Tuberculosis in HIV-infected pregnant women is a leading cause of maternal and infant morbidity and death. The current symptom-based screening method puts pregnant women and their infants at risk, as pregnancy may mask symptoms of active tuberculosis, delaying treatment. This potential diagnostic disparity prompted Martinson, Richard Chaisson, M.D., director of the Center for Tuberculosis Research at the Johns Hopkins University School of Medicine, and their team of researchers to conduct a study in which 16 public-sector antenatal clinics in two health districts in South Africa were randomly assigned to use either a universal or symptom-based screening method. The study enrolled 2,032 HIV-infected pregnant women and revealed that universal tuberculosis screening identified 10 times as many cases as symptom-based testing and reduced early infant mortality by more than 50 percent. The investigators recommend that all pregnant women with HIV infection should be tested for TB, regardless of symptoms.

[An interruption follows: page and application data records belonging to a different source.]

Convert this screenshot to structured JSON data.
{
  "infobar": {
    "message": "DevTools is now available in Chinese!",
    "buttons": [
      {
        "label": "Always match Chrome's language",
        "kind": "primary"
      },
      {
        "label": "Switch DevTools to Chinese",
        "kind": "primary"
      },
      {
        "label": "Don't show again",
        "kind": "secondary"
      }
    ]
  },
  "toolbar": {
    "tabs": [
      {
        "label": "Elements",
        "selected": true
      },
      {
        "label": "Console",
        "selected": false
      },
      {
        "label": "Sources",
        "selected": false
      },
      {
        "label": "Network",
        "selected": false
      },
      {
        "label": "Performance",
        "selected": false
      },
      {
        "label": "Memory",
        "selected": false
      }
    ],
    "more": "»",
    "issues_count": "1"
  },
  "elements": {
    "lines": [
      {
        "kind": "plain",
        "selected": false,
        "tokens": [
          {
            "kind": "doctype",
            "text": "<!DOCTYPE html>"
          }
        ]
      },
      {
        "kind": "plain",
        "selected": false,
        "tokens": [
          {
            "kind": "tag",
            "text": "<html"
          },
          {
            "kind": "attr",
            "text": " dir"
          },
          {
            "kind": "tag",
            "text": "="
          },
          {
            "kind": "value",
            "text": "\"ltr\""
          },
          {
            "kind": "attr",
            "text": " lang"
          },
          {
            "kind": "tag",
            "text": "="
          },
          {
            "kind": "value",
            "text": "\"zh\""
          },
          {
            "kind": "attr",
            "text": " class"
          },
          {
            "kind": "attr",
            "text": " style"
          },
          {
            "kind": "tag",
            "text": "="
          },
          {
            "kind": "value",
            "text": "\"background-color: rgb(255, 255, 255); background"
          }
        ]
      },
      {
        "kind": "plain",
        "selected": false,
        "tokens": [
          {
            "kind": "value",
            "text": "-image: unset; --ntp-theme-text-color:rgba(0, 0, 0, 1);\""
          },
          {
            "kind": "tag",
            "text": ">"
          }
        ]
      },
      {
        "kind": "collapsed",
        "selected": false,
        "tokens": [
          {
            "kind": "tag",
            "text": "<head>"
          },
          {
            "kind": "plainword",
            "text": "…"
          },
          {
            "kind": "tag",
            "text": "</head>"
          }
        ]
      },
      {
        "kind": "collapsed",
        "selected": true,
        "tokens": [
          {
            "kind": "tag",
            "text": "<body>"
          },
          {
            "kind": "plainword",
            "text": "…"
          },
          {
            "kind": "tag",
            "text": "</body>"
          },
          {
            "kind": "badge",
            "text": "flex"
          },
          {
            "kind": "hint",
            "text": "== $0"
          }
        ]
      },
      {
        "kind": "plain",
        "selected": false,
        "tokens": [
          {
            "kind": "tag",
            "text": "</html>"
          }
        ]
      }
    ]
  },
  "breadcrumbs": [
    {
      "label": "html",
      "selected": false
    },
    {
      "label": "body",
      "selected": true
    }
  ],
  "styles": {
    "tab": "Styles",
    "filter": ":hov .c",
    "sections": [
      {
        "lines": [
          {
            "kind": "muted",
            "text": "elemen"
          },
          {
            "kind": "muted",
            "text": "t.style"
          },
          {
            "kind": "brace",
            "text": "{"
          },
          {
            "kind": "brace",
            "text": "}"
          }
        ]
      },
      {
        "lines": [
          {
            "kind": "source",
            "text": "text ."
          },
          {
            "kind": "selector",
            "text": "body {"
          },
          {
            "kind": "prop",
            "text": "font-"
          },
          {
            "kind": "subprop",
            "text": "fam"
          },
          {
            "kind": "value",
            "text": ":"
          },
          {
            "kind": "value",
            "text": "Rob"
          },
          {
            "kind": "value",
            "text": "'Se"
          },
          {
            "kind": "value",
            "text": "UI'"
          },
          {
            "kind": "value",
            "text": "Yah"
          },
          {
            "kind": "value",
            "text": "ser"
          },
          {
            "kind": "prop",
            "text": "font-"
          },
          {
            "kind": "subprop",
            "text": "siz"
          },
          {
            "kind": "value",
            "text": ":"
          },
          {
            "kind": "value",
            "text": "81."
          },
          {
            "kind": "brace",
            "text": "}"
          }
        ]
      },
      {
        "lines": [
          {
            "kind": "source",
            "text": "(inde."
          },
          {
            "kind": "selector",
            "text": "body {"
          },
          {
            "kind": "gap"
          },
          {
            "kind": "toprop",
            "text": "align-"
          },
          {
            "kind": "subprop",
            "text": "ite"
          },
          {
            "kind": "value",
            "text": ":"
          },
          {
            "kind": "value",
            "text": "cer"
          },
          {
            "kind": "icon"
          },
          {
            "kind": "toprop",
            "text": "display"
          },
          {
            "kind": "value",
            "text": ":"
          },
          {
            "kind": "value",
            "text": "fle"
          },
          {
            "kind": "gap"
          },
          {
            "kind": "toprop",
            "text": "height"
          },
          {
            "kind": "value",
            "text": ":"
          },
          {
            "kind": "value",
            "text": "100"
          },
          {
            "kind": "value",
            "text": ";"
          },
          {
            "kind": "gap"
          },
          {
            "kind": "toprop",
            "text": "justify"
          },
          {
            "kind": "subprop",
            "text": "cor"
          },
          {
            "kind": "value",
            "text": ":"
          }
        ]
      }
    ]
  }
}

The study was supported by the Eunice Kennedy Shriver National Institute of Child Health and Human Development and the President’s Emergency Plan for AIDS Relief (PEPFAR).
SCREENING FOR TUBERCULOSIS WITH XPERT MTB/RIF VERSUS FLUORESCENT MICROSCOPY AMONG PEOPLE NEWLY DIAGNOSED WITH HIV IN RURAL MALAWI: A CLUSTER-RANDOMIZED TRIAL.

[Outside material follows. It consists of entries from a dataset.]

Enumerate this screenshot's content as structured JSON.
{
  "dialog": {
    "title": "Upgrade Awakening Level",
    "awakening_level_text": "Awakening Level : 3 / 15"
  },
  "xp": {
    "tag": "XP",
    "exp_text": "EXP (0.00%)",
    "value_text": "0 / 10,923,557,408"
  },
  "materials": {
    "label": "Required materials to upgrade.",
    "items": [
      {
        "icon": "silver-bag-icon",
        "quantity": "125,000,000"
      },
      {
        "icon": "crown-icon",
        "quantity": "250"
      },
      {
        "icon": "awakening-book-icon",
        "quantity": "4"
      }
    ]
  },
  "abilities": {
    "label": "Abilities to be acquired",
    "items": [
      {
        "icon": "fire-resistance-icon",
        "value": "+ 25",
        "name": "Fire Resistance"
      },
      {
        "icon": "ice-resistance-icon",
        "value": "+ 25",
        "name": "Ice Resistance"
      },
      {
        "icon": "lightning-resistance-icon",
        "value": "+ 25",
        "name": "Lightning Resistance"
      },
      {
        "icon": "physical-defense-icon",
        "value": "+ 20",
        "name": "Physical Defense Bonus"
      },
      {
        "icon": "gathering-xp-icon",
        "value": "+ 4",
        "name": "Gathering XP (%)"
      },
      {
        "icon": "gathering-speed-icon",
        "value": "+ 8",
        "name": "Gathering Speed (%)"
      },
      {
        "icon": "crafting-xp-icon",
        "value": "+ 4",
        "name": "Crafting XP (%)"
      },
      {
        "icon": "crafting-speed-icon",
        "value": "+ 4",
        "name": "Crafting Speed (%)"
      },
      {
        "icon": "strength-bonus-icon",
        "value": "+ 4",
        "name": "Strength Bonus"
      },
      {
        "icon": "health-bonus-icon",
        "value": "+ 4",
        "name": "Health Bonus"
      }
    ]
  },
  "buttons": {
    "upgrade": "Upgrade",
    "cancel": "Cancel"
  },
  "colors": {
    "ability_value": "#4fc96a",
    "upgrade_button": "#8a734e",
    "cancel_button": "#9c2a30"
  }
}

Session: Opportunistic Infections and AIDS-defining Cancers: Can We Do Better?
Session Code: WEPDB01
Where: Maillot Room
When: 26 JULY, 2017, 13:00-14:00 (7-8 a.m. EST)
A new molecular test for tuberculosis doubled detection of the disease over the standard point-of-care test among HIV-infected adults in Malawi and halved death rates for those with advanced HIV, according to new research from Richard Chaisson, M.D., director of the Center for Tuberculosis Research at the Johns Hopkins University School of Medicine, Lucky G. Ngwira of the Malawi Liverpool Wellcome Trust Clinical Research Programme, and colleagues from the Johns Hopkins University School of Medicine and Johns Hopkins Bloomberg School of Public Health. Ngwira will present on the outcomes of a cluster-randomized trial screening for tuberculosis, comparing the molecular test, called Xpert MTB/RIF to standard testing for disease using sputum smear microscopy.

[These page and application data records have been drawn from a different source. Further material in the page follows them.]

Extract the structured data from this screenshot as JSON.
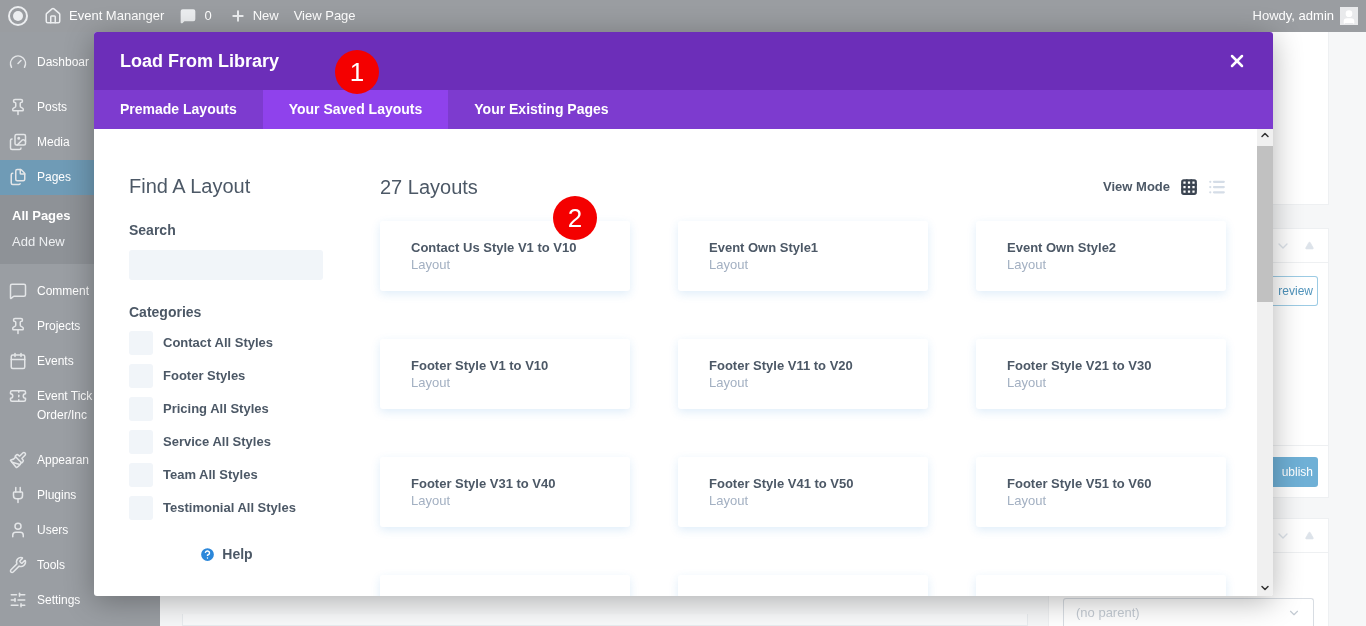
{
  "admin_bar": {
    "site": "Event Mananger",
    "comments": "0",
    "new": "New",
    "view": "View Page",
    "greeting": "Howdy, admin"
  },
  "sidebar": {
    "items": [
      {
        "label": "Dashboar",
        "selected": false
      },
      {
        "label": "Posts",
        "selected": false
      },
      {
        "label": "Media",
        "selected": false
      },
      {
        "label": "Pages",
        "selected": true,
        "children": [
          {
            "label": "All Pages",
            "selected": true
          },
          {
            "label": "Add New",
            "selected": false
          }
        ]
      },
      {
        "label": "Comment",
        "selected": false
      },
      {
        "label": "Projects",
        "selected": false
      },
      {
        "label": "Events",
        "selected": false
      },
      {
        "label": "Event Tick",
        "label_line_2": "Order/Inc",
        "selected": false
      },
      {
        "label": "Appearan",
        "selected": false
      },
      {
        "label": "Plugins",
        "selected": false
      },
      {
        "label": "Users",
        "selected": false
      },
      {
        "label": "Tools",
        "selected": false
      },
      {
        "label": "Settings",
        "selected": false
      }
    ]
  },
  "side_panel": {
    "preview_button": "review",
    "publish_button": "ublish",
    "parent_select": "(no parent)"
  },
  "modal": {
    "title": "Load From Library",
    "tabs": [
      {
        "label": "Premade Layouts",
        "selected": false
      },
      {
        "label": "Your Saved Layouts",
        "selected": true,
        "marker": "1"
      },
      {
        "label": "Your Existing Pages",
        "selected": false
      }
    ],
    "filter": {
      "heading": "Find A Layout",
      "search_label": "Search",
      "categories_label": "Categories",
      "categories": [
        {
          "label": "Contact All Styles",
          "checked": false
        },
        {
          "label": "Footer Styles",
          "checked": false
        },
        {
          "label": "Pricing All Styles",
          "checked": false
        },
        {
          "label": "Service All Styles",
          "checked": false
        },
        {
          "label": "Team All Styles",
          "checked": false
        },
        {
          "label": "Testimonial All Styles",
          "checked": false
        }
      ],
      "help": "Help"
    },
    "count": "27 Layouts",
    "view_mode_label": "View Mode",
    "view_modes": [
      {
        "kind": "grid",
        "selected": true
      },
      {
        "kind": "list",
        "selected": false
      }
    ],
    "layouts": [
      {
        "kind": "card",
        "title": "Contact Us Style V1 to V10",
        "subtitle": "Layout",
        "marker": "2"
      },
      {
        "kind": "card",
        "title": "Event Own Style1",
        "subtitle": "Layout"
      },
      {
        "kind": "card",
        "title": "Event Own Style2",
        "subtitle": "Layout"
      },
      {
        "kind": "card",
        "title": "Footer Style V1 to V10",
        "subtitle": "Layout"
      },
      {
        "kind": "card",
        "title": "Footer Style V11 to V20",
        "subtitle": "Layout"
      },
      {
        "kind": "card",
        "title": "Footer Style V21 to V30",
        "subtitle": "Layout"
      },
      {
        "kind": "card",
        "title": "Footer Style V31 to V40",
        "subtitle": "Layout"
      },
      {
        "kind": "card",
        "title": "Footer Style V41 to V50",
        "subtitle": "Layout"
      },
      {
        "kind": "card",
        "title": "Footer Style V51 to V60",
        "subtitle": "Layout"
      },
      {
        "kind": "cut"
      },
      {
        "kind": "cut"
      },
      {
        "kind": "cut"
      }
    ]
  }
}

Tuberculosis is a leading cause of death in HIV-infected individuals and screening of all new patients is recommended. Sputum smear microscopy, though less costly than Xpert, has a lower level of diagnostic sensitivity, putting HIV-infected individuals at risk of a missed diagnosis of tuberculosis. A research team led by Chaisson studied 1,842 adult Malawians recently diagnosed with HIV infection and compared the new, rapid molecular Xpert MTB/RIF assay, performed in the clinic, to the standard fluorescent microscopy. Screening for tuberculosis with Xpert resulted in twice the rate of diagnoses and a 50 percent reduction in mortality for patients with advanced HIV compared to microscopy.The study, supported by the National Institute of Allergy and Infectious Diseases, was conducted at 12 clinics in a rural district of Malawi with extremely limited resources. The researchers note that providing a sensitive point-of-care diagnosis with a molecular test in settings without access to sophisticated laboratories could save lives in many high-burden countries.